**Exercise goal:**
Pull out every line below holding the word "heading".

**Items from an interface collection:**
----

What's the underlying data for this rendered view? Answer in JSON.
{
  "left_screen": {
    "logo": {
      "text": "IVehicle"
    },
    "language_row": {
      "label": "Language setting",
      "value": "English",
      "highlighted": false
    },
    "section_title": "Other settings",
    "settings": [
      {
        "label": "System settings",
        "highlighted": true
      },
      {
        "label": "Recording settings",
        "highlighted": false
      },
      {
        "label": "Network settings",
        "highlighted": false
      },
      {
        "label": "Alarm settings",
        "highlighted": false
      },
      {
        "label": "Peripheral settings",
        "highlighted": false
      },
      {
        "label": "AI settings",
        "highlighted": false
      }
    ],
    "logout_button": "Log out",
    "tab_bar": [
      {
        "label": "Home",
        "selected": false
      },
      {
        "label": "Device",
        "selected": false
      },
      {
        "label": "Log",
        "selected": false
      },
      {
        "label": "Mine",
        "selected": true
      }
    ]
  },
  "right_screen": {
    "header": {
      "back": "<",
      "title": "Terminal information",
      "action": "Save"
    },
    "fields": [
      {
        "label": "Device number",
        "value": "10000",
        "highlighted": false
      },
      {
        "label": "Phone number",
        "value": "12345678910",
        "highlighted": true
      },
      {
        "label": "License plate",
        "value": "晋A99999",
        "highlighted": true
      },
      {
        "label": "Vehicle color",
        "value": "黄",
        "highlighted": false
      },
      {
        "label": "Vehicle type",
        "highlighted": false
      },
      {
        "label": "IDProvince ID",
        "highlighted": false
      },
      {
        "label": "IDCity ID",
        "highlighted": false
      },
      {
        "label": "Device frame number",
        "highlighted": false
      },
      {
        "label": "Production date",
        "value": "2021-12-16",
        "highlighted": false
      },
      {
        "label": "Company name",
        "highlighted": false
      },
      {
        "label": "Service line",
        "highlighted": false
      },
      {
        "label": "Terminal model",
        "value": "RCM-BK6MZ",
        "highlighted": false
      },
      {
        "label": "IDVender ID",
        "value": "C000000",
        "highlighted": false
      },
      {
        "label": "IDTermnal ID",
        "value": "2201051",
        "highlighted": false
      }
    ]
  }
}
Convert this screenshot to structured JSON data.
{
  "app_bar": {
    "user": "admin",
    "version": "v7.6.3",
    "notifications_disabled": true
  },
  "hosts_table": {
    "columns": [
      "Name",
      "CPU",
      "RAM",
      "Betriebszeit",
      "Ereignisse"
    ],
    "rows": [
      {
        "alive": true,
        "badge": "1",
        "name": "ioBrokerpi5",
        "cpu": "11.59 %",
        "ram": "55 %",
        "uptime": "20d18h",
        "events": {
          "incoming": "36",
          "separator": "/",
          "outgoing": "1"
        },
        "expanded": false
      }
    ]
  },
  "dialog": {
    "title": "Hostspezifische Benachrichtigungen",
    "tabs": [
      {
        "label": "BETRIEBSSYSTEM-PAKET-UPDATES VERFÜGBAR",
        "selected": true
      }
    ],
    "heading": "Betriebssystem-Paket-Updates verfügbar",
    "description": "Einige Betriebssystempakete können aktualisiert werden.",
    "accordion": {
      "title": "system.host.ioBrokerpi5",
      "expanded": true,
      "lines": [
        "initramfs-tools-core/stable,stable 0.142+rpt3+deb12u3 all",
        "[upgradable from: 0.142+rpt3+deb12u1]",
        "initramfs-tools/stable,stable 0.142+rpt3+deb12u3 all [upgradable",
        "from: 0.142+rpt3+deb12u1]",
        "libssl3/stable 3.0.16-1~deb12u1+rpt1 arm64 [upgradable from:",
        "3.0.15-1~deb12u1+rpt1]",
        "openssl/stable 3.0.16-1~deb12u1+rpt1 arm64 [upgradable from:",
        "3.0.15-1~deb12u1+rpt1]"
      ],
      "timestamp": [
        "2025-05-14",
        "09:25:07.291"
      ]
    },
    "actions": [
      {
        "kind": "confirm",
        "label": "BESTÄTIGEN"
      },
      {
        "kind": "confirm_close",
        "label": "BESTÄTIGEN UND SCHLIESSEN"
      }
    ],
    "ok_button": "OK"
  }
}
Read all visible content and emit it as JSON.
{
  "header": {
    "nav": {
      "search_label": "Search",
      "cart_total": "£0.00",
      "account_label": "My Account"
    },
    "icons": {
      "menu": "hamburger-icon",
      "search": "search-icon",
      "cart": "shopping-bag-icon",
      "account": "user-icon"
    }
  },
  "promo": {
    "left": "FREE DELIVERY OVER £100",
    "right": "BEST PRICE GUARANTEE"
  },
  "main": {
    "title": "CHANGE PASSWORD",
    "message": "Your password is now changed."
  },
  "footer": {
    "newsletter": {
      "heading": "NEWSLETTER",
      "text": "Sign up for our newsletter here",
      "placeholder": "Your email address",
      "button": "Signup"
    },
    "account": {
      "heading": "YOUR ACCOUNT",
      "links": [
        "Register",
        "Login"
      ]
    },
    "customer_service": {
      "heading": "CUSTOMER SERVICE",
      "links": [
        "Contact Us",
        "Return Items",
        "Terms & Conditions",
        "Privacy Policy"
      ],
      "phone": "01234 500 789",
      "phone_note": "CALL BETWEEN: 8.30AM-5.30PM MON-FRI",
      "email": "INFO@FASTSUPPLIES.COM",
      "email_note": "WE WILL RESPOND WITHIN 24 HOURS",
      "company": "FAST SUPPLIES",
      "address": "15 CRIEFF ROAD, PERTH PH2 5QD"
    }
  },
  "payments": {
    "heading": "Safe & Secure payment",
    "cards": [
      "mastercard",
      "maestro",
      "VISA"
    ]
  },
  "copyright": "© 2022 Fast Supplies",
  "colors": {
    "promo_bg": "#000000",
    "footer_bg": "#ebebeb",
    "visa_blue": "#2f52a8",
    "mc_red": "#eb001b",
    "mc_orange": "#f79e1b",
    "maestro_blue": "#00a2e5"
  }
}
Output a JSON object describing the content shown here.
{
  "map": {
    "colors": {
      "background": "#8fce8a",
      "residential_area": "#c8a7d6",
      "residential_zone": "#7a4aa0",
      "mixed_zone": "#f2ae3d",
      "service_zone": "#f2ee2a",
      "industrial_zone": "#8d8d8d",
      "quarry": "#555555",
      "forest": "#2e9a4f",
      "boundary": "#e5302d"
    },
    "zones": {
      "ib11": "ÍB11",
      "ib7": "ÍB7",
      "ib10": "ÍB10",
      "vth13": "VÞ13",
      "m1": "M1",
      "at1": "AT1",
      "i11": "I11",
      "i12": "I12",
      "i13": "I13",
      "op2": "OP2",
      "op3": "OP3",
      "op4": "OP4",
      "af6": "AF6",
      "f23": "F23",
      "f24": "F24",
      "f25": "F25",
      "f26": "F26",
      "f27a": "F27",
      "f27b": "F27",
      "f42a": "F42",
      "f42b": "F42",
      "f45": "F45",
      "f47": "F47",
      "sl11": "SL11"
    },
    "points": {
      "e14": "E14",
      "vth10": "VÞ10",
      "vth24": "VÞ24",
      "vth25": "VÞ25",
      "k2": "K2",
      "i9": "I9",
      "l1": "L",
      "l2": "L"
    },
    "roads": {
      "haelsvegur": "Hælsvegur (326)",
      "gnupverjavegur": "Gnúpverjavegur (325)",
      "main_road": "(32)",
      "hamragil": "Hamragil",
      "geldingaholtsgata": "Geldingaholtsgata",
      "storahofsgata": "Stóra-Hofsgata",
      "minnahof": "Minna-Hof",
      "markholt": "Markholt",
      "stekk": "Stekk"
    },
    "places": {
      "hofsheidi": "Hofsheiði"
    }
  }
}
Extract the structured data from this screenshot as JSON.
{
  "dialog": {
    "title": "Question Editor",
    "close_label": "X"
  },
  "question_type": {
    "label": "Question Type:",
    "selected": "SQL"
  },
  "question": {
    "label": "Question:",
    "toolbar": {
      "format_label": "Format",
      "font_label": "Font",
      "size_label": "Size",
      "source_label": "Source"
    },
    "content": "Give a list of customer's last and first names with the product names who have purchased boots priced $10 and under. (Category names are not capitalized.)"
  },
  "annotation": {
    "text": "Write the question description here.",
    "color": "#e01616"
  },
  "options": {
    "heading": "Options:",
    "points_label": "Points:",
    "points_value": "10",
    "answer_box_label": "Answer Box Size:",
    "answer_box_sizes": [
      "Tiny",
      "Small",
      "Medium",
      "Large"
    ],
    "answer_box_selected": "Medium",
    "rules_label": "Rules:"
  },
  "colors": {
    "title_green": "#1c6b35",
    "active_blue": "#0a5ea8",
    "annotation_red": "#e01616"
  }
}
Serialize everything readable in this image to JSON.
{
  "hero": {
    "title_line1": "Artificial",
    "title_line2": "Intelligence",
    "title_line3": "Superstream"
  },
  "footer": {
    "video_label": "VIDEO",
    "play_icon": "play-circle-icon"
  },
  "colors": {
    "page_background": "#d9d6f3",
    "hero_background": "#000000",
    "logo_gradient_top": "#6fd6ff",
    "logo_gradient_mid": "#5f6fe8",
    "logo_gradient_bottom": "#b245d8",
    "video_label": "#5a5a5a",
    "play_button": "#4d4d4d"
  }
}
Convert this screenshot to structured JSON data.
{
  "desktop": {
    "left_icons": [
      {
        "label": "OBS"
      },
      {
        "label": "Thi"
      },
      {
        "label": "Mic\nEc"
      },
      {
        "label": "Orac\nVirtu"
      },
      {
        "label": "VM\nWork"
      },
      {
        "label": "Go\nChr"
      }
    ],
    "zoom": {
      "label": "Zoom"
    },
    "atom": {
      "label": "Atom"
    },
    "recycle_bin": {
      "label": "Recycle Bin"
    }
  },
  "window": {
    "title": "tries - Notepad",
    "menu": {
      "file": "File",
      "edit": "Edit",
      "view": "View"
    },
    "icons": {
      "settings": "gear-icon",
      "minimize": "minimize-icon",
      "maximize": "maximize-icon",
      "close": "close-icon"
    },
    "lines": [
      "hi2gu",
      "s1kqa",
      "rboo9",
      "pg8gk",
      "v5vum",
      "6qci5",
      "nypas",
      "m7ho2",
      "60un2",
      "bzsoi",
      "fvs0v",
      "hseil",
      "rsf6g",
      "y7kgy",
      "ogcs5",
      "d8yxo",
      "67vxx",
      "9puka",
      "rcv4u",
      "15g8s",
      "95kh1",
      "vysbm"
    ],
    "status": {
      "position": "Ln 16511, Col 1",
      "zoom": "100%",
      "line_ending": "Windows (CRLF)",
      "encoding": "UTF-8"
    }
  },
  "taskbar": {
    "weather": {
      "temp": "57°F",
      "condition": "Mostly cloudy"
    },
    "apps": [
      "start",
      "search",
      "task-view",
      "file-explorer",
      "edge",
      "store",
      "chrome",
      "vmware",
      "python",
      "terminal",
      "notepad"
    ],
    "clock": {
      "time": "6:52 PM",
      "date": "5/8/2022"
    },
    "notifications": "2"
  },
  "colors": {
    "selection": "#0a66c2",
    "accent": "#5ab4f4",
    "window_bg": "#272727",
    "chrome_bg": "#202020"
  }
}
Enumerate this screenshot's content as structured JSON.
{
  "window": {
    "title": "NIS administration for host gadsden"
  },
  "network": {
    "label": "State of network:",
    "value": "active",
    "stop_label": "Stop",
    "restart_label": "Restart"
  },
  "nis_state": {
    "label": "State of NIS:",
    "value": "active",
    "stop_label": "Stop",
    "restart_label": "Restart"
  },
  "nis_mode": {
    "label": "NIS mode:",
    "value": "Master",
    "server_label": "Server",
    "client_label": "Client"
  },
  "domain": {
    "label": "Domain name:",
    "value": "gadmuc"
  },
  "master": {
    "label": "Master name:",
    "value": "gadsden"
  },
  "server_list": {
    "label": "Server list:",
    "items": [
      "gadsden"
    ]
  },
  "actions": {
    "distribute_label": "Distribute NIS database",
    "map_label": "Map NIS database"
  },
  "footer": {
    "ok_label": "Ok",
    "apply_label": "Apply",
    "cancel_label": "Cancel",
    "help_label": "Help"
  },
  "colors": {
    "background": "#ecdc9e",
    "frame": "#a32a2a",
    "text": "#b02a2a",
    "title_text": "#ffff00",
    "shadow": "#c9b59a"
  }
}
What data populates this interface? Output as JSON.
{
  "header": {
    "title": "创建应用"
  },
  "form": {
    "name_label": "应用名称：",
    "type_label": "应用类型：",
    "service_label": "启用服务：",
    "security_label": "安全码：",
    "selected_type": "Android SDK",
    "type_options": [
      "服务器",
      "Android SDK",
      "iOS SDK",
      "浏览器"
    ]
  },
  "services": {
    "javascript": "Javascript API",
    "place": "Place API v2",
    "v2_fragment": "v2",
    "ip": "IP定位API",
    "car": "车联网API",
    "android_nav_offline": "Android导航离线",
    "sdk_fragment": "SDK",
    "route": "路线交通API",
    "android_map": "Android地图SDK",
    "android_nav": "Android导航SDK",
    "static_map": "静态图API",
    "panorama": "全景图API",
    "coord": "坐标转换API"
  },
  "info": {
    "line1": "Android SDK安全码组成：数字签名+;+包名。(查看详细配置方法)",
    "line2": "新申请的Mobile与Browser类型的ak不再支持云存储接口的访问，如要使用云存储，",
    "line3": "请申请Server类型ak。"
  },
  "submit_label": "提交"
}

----

**Task output:**
    "heading": "Betriebssystem-Paket-Updates verfügbar",
      "heading": "NEWSLETTER",
      "heading": "YOUR ACCOUNT",
      "heading": "CUSTOMER SERVICE",
    "heading": "Safe & Secure payment",
    "heading": "Options:",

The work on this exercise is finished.